Action item: Look for the word "username" in the entries and copy each line where it appears.

Given information:
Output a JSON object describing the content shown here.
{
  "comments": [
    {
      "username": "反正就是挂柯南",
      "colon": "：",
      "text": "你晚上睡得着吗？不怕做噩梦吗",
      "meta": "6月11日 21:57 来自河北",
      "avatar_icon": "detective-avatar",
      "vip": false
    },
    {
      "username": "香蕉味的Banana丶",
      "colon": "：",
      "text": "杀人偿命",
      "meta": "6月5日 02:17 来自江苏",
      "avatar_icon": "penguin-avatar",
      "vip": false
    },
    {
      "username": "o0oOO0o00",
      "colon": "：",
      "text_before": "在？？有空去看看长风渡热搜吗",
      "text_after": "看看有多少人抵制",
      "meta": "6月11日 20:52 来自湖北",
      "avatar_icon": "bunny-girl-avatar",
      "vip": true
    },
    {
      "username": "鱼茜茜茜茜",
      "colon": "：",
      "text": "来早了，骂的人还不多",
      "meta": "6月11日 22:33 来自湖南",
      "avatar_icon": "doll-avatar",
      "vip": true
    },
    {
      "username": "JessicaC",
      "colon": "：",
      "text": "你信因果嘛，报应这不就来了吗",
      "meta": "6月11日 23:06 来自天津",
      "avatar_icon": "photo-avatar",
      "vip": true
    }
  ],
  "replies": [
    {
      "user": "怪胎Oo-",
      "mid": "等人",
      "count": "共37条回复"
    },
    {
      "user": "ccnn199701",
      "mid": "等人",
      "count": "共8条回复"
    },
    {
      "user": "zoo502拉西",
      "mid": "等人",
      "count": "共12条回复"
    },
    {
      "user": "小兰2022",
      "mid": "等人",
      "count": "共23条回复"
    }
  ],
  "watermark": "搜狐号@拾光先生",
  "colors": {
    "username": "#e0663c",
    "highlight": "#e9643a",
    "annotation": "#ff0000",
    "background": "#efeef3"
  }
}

Reply to the exercise:
      "username": "反正就是挂柯南",
      "username": "香蕉味的Banana丶",
      "username": "o0oOO0o00",
      "username": "鱼茜茜茜茜",
      "username": "JessicaC",
    "username": "#e0663c",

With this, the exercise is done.